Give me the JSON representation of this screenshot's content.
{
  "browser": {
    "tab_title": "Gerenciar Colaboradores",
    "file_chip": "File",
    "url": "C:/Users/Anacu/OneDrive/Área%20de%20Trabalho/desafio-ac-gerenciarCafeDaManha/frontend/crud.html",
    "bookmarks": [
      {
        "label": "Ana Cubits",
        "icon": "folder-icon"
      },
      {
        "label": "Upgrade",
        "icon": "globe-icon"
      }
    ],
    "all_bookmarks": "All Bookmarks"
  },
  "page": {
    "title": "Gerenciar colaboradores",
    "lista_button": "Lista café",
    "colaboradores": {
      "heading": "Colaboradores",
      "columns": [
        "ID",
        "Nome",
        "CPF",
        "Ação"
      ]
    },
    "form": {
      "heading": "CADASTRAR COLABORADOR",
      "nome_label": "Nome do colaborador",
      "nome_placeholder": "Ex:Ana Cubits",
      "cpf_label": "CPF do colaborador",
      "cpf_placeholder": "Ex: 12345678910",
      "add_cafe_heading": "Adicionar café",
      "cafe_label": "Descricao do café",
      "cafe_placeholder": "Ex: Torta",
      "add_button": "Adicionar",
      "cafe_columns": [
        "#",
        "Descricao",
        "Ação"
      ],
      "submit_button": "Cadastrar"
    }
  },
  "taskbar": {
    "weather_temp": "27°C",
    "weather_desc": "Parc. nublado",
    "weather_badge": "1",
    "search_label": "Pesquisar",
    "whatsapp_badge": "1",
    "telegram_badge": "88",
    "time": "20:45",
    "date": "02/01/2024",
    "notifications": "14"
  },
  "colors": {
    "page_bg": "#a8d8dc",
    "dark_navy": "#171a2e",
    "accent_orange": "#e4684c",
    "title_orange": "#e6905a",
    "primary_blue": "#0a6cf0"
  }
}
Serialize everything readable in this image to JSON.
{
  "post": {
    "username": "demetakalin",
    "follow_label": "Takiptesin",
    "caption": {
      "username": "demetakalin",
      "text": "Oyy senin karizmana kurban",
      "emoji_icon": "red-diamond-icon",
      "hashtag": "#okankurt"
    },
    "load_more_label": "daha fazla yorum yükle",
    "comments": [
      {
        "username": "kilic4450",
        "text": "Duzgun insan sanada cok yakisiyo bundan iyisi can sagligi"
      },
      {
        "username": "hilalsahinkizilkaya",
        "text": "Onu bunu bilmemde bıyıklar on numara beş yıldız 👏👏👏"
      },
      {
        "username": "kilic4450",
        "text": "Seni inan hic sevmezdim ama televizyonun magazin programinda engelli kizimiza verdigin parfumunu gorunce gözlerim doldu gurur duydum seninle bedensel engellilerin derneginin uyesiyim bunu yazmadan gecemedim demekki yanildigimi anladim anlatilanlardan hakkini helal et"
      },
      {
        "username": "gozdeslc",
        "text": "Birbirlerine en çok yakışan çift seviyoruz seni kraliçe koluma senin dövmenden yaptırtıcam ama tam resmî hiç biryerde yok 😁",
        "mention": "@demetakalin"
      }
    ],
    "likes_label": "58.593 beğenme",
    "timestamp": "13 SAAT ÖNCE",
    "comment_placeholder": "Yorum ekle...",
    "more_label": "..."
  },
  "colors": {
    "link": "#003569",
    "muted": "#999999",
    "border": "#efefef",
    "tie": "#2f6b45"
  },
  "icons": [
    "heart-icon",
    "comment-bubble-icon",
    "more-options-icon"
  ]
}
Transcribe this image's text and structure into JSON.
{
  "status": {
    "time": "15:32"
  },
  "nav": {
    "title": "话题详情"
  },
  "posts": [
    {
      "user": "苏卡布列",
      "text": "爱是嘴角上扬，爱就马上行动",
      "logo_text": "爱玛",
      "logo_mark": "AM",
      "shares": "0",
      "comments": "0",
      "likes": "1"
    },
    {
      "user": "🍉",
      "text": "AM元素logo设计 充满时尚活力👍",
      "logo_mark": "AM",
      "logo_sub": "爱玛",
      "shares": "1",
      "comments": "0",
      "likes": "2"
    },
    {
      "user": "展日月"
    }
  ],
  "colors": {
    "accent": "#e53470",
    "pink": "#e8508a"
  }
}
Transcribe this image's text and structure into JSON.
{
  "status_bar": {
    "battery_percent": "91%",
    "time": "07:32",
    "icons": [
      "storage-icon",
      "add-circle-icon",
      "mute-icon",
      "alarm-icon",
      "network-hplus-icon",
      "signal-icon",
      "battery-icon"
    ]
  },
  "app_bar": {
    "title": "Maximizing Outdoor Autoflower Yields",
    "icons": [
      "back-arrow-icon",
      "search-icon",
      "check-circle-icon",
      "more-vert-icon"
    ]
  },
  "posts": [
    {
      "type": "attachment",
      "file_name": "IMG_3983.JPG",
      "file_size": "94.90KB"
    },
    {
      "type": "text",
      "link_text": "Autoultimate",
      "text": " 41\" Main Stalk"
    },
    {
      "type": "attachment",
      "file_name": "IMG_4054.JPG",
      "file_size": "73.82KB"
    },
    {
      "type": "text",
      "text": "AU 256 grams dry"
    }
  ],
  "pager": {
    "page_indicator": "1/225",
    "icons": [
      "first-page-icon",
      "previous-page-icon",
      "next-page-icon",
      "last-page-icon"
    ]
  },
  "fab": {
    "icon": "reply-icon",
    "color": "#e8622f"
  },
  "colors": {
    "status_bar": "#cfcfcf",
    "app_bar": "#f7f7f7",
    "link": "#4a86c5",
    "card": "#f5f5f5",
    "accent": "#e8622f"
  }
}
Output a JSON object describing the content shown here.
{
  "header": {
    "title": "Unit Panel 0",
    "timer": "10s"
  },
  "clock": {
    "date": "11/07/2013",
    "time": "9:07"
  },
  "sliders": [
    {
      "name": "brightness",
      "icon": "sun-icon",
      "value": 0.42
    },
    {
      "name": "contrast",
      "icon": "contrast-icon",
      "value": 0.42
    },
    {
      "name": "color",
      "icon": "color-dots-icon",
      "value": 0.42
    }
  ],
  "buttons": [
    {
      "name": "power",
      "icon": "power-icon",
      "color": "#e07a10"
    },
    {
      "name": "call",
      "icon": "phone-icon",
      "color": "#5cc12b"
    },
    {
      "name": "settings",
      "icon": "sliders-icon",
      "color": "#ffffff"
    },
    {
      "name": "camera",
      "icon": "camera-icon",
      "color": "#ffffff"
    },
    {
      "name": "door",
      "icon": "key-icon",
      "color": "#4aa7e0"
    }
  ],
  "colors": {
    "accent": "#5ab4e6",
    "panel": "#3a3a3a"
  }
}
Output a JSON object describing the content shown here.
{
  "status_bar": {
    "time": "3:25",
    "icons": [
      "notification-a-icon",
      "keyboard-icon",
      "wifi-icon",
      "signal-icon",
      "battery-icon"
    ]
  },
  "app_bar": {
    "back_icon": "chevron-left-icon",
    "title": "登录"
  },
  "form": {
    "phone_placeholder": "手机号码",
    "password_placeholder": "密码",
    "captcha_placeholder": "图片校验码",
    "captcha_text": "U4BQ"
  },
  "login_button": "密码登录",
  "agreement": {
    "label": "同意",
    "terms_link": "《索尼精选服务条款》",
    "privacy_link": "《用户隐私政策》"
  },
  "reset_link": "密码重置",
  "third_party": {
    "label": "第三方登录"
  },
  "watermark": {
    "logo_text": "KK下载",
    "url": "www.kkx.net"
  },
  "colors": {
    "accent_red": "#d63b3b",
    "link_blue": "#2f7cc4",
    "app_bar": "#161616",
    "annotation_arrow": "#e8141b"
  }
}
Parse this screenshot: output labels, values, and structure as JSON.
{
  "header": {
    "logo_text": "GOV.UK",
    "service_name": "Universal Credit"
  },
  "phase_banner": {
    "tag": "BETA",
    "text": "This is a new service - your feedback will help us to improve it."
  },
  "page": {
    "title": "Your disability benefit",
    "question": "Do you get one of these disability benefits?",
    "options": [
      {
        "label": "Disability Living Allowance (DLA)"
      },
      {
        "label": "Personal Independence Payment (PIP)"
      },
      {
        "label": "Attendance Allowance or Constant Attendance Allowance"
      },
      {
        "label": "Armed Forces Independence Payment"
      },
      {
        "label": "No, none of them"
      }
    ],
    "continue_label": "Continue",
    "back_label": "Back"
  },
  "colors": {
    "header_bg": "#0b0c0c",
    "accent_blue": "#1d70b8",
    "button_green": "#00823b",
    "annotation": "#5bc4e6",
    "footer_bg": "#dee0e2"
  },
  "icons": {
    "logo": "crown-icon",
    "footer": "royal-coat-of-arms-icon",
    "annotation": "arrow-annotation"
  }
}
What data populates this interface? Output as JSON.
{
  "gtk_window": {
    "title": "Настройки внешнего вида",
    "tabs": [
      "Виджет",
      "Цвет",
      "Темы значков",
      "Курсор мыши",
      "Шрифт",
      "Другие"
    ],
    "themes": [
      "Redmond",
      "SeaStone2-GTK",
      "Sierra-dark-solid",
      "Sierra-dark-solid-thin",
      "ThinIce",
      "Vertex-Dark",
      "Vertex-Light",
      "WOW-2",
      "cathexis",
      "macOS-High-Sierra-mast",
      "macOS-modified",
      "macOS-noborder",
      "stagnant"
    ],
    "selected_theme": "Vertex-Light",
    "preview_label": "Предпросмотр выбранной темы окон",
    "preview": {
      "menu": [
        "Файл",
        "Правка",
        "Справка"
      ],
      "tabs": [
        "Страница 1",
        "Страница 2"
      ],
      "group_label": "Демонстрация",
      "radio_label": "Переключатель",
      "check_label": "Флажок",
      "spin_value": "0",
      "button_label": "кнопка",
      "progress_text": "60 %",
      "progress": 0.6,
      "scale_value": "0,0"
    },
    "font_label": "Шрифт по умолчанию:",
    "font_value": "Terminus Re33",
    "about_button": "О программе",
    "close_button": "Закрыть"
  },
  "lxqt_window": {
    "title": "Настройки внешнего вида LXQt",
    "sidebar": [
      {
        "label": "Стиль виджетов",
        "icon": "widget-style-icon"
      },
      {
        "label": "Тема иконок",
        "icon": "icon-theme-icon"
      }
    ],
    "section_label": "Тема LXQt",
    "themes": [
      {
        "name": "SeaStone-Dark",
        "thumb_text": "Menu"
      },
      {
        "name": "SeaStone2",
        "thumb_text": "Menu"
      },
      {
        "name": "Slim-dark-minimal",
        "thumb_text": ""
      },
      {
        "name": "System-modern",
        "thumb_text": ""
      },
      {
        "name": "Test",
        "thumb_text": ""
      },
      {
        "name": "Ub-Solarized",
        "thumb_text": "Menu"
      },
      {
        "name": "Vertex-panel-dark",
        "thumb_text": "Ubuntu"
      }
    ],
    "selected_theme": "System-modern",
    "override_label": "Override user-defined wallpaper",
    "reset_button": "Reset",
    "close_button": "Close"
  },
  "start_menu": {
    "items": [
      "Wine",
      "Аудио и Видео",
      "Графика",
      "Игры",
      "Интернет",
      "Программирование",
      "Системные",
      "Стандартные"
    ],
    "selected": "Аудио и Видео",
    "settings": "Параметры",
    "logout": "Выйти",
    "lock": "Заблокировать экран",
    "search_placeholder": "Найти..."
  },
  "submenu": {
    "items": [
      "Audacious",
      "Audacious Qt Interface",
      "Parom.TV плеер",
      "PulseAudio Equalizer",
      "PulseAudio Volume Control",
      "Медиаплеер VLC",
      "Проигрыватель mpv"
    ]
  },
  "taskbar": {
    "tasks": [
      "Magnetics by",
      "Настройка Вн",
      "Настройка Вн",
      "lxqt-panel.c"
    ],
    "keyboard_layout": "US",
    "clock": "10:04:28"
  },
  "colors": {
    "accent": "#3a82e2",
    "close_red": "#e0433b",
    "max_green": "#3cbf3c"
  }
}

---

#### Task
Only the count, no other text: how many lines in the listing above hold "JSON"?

#### Solution for this task
8